Searching for Peter Fredin
My colleague Ron Tacchi presented me with this innocuous looking deal from Round 4:
Ron’s question was why can East make nine tricks in clubs, but West only eight?
With all four hands on view it should not take you long to come up with the right answer, which is that North can lead a low heart.
If declarer puts in the nine, takes South’s ten with the jack and returns a heart, North wins and can now switch to a club. Declarer wins, ruffs a heart and plays a spade for the king and ace. Now a diamond from North allows partner to cash two tricks in the suit and then give partner a heart ruff.
With East as declarer a heart lead gives declarer three tricks in the suit. Leading a trump allows declarer to win and play a spade, setting up a discard on the dummy’s Q with the K as an entry.
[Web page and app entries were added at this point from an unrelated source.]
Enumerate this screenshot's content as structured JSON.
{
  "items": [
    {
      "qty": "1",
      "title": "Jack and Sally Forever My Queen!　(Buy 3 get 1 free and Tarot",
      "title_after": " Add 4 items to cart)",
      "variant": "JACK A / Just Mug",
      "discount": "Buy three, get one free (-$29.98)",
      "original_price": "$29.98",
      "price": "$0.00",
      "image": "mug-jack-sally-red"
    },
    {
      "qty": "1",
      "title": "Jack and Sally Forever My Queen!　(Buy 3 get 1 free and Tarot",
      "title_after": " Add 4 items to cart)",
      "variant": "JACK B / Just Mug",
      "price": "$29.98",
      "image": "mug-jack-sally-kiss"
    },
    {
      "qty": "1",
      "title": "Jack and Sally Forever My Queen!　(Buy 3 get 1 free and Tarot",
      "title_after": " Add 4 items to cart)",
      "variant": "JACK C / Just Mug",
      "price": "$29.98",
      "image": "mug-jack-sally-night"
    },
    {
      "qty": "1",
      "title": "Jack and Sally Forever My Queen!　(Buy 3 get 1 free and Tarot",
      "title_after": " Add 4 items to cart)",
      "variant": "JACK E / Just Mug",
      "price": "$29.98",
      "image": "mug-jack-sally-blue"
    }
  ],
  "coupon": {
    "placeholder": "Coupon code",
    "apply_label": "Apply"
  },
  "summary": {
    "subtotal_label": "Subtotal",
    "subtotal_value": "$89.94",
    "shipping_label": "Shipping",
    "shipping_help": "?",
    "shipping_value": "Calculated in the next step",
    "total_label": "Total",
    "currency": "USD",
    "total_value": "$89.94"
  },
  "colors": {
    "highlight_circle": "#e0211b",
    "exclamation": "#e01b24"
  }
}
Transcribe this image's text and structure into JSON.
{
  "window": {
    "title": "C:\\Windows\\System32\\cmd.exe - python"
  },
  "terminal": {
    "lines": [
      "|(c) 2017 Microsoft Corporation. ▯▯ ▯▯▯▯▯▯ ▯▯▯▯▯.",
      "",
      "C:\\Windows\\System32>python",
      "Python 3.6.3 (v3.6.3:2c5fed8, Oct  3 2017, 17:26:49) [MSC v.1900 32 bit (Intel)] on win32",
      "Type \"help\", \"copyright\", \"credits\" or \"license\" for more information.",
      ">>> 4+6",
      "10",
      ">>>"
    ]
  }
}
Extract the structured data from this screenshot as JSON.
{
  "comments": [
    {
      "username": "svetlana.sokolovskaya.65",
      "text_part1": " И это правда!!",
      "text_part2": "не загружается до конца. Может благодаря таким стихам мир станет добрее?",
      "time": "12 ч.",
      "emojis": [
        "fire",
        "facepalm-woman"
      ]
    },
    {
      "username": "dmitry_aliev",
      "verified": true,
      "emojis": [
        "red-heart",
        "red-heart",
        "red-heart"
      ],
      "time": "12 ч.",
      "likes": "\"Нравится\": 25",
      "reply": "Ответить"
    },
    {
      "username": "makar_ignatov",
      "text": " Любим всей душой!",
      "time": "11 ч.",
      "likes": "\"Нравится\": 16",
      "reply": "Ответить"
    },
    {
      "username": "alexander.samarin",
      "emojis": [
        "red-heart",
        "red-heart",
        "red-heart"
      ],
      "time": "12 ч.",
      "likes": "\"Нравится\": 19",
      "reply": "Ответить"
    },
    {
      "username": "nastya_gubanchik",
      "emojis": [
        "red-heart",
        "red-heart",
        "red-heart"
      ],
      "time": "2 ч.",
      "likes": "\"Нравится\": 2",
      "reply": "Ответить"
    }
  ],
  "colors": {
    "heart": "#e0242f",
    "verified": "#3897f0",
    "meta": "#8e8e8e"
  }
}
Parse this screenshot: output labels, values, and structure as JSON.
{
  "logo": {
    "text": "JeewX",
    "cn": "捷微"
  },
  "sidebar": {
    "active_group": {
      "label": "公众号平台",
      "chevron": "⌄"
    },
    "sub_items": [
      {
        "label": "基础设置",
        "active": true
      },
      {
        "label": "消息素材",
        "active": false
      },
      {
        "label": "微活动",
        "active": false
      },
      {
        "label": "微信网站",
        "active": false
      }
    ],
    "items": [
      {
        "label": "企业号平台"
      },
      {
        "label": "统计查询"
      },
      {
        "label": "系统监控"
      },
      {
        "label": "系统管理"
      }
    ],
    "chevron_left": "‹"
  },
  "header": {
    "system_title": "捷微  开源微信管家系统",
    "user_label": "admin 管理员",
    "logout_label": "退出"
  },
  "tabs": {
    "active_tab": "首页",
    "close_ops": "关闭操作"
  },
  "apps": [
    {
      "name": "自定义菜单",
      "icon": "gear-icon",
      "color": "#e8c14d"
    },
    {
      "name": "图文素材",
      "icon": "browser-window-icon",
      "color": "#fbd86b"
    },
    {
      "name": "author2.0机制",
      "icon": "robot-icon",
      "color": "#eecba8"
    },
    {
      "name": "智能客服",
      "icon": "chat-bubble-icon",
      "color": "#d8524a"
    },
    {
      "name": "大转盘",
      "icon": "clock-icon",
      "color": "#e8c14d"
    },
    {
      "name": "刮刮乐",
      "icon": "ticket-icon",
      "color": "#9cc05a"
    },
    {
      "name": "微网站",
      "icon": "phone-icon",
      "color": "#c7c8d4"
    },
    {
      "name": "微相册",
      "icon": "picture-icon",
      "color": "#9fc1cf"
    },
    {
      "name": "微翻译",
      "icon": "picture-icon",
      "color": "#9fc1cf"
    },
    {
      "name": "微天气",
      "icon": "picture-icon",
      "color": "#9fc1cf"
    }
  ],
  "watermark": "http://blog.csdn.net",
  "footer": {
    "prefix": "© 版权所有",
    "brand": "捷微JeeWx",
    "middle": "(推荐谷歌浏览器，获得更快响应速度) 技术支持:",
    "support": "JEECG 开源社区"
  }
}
Across the four events only 10 pairs played in 3 – naturally all from the West hand (the popular contract was 2). Equally naturally no North led a low heart – where is Peter Fredin when you need him?